[Page and application data records]
"""

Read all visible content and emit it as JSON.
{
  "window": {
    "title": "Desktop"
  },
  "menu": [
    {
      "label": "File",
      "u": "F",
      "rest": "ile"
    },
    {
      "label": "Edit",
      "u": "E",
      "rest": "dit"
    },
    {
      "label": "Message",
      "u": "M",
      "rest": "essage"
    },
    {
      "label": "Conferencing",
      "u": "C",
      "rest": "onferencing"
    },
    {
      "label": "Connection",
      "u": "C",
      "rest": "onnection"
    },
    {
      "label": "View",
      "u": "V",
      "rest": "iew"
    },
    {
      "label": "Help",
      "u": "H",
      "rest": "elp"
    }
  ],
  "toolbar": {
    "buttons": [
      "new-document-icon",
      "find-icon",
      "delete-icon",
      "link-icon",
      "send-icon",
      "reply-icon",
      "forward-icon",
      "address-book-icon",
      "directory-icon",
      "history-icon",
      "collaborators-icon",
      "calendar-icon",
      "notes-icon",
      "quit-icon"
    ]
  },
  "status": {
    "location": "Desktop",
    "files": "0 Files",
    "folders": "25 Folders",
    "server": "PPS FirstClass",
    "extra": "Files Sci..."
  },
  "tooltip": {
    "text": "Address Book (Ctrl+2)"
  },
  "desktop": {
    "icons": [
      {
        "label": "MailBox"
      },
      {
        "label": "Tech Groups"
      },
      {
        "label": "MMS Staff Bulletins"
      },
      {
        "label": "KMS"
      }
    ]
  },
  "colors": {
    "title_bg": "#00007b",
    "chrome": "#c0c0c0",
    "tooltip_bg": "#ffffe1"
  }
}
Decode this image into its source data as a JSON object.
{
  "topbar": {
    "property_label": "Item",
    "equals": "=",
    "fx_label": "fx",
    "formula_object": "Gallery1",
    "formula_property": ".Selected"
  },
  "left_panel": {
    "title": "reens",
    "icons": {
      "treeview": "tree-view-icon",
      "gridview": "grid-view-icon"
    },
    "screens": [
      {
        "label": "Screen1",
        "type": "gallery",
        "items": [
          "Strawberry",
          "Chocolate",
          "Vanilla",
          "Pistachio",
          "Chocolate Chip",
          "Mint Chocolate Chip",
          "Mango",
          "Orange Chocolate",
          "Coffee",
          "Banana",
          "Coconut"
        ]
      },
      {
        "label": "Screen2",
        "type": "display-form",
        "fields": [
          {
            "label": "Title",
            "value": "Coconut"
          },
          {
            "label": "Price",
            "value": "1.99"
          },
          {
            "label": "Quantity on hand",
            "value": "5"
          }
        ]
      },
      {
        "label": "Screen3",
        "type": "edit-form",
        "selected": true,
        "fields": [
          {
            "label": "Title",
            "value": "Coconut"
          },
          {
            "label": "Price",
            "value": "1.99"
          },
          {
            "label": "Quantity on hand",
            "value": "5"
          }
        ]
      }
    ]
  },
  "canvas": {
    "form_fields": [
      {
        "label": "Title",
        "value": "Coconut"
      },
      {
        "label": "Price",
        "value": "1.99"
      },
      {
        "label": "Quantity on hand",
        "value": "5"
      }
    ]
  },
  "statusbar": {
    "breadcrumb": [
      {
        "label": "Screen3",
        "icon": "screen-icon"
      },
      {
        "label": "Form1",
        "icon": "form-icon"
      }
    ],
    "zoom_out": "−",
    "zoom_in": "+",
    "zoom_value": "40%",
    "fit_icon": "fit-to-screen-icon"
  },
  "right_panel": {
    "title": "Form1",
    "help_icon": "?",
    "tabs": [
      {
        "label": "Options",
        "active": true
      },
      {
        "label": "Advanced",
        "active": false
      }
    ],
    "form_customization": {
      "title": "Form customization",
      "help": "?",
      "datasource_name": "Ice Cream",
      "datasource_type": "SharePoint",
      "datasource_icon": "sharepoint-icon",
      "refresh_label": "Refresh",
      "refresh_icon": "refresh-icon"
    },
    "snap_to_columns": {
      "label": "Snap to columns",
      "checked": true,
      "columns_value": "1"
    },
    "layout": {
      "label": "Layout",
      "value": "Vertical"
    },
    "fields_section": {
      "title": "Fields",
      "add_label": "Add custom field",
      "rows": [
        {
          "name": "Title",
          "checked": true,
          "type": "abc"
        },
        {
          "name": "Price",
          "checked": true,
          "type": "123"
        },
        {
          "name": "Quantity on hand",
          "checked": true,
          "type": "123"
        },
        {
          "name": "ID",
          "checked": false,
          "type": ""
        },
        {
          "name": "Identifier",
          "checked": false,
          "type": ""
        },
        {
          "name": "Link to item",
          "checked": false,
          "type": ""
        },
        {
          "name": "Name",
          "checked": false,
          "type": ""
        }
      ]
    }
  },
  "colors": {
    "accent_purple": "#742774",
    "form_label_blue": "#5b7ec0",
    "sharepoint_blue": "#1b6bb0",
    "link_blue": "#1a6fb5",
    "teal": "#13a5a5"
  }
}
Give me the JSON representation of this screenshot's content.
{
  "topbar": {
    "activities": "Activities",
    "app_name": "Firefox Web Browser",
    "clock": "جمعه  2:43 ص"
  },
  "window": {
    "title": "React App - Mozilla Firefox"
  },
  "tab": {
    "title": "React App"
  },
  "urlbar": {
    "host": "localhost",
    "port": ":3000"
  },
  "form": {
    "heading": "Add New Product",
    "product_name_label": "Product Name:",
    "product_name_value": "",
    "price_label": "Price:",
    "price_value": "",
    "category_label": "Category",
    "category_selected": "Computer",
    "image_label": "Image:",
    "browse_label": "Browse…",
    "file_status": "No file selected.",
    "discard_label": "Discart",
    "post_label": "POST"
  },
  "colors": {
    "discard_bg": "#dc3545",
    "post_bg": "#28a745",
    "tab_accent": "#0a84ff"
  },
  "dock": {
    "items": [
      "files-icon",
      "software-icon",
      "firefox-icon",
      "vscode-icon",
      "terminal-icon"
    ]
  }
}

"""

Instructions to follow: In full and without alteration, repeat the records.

Response to this exercise:
Read all visible content and emit it as JSON.
{
  "window": {
    "title": "Desktop"
  },
  "menu": [
    {
      "label": "File",
      "u": "F",
      "rest": "ile"
    },
    {
      "label": "Edit",
      "u": "E",
      "rest": "dit"
    },
    {
      "label": "Message",
      "u": "M",
      "rest": "essage"
    },
    {
      "label": "Conferencing",
      "u": "C",
      "rest": "onferencing"
    },
    {
      "label": "Connection",
      "u": "C",
      "rest": "onnection"
    },
    {
      "label": "View",
      "u": "V",
      "rest": "iew"
    },
    {
      "label": "Help",
      "u": "H",
      "rest": "elp"
    }
  ],
  "toolbar": {
    "buttons": [
      "new-document-icon",
      "find-icon",
      "delete-icon",
      "link-icon",
      "send-icon",
      "reply-icon",
      "forward-icon",
      "address-book-icon",
      "directory-icon",
      "history-icon",
      "collaborators-icon",
      "calendar-icon",
      "notes-icon",
      "quit-icon"
    ]
  },
  "status": {
    "location": "Desktop",
    "files": "0 Files",
    "folders": "25 Folders",
    "server": "PPS FirstClass",
    "extra": "Files Sci..."
  },
  "tooltip": {
    "text": "Address Book (Ctrl+2)"
  },
  "desktop": {
    "icons": [
      {
        "label": "MailBox"
      },
      {
        "label": "Tech Groups"
      },
      {
        "label": "MMS Staff Bulletins"
      },
      {
        "label": "KMS"
      }
    ]
  },
  "colors": {
    "title_bg": "#00007b",
    "chrome": "#c0c0c0",
    "tooltip_bg": "#ffffe1"
  }
}
Decode this image into its source data as a JSON object.
{
  "topbar": {
    "property_label": "Item",
    "equals": "=",
    "fx_label": "fx",
    "formula_object": "Gallery1",
    "formula_property": ".Selected"
  },
  "left_panel": {
    "title": "reens",
    "icons": {
      "treeview": "tree-view-icon",
      "gridview": "grid-view-icon"
    },
    "screens": [
      {
        "label": "Screen1",
        "type": "gallery",
        "items": [
          "Strawberry",
          "Chocolate",
          "Vanilla",
          "Pistachio",
          "Chocolate Chip",
          "Mint Chocolate Chip",
          "Mango",
          "Orange Chocolate",
          "Coffee",
          "Banana",
          "Coconut"
        ]
      },
      {
        "label": "Screen2",
        "type": "display-form",
        "fields": [
          {
            "label": "Title",
            "value": "Coconut"
          },
          {
            "label": "Price",
            "value": "1.99"
          },
          {
            "label": "Quantity on hand",
            "value": "5"
          }
        ]
      },
      {
        "label": "Screen3",
        "type": "edit-form",
        "selected": true,
        "fields": [
          {
            "label": "Title",
            "value": "Coconut"
          },
          {
            "label": "Price",
            "value": "1.99"
          },
          {
            "label": "Quantity on hand",
            "value": "5"
          }
        ]
      }
    ]
  },
  "canvas": {
    "form_fields": [
      {
        "label": "Title",
        "value": "Coconut"
      },
      {
        "label": "Price",
        "value": "1.99"
      },
      {
        "label": "Quantity on hand",
        "value": "5"
      }
    ]
  },
  "statusbar": {
    "breadcrumb": [
      {
        "label": "Screen3",
        "icon": "screen-icon"
      },
      {
        "label": "Form1",
        "icon": "form-icon"
      }
    ],
    "zoom_out": "−",
    "zoom_in": "+",
    "zoom_value": "40%",
    "fit_icon": "fit-to-screen-icon"
  },
  "right_panel": {
    "title": "Form1",
    "help_icon": "?",
    "tabs": [
      {
        "label": "Options",
        "active": true
      },
      {
        "label": "Advanced",
        "active": false
      }
    ],
    "form_customization": {
      "title": "Form customization",
      "help": "?",
      "datasource_name": "Ice Cream",
      "datasource_type": "SharePoint",
      "datasource_icon": "sharepoint-icon",
      "refresh_label": "Refresh",
      "refresh_icon": "refresh-icon"
    },
    "snap_to_columns": {
      "label": "Snap to columns",
      "checked": true,
      "columns_value": "1"
    },
    "layout": {
      "label": "Layout",
      "value": "Vertical"
    },
    "fields_section": {
      "title": "Fields",
      "add_label": "Add custom field",
      "rows": [
        {
          "name": "Title",
          "checked": true,
          "type": "abc"
        },
        {
          "name": "Price",
          "checked": true,
          "type": "123"
        },
        {
          "name": "Quantity on hand",
          "checked": true,
          "type": "123"
        },
        {
          "name": "ID",
          "checked": false,
          "type": ""
        },
        {
          "name": "Identifier",
          "checked": false,
          "type": ""
        },
        {
          "name": "Link to item",
          "checked": false,
          "type": ""
        },
        {
          "name": "Name",
          "checked": false,
          "type": ""
        }
      ]
    }
  },
  "colors": {
    "accent_purple": "#742774",
    "form_label_blue": "#5b7ec0",
    "sharepoint_blue": "#1b6bb0",
    "link_blue": "#1a6fb5",
    "teal": "#13a5a5"
  }
}
Give me the JSON representation of this screenshot's content.
{
  "topbar": {
    "activities": "Activities",
    "app_name": "Firefox Web Browser",
    "clock": "جمعه  2:43 ص"
  },
  "window": {
    "title": "React App - Mozilla Firefox"
  },
  "tab": {
    "title": "React App"
  },
  "urlbar": {
    "host": "localhost",
    "port": ":3000"
  },
  "form": {
    "heading": "Add New Product",
    "product_name_label": "Product Name:",
    "product_name_value": "",
    "price_label": "Price:",
    "price_value": "",
    "category_label": "Category",
    "category_selected": "Computer",
    "image_label": "Image:",
    "browse_label": "Browse…",
    "file_status": "No file selected.",
    "discard_label": "Discart",
    "post_label": "POST"
  },
  "colors": {
    "discard_bg": "#dc3545",
    "post_bg": "#28a745",
    "tab_accent": "#0a84ff"
  },
  "dock": {
    "items": [
      "files-icon",
      "software-icon",
      "firefox-icon",
      "vscode-icon",
      "terminal-icon"
    ]
  }
}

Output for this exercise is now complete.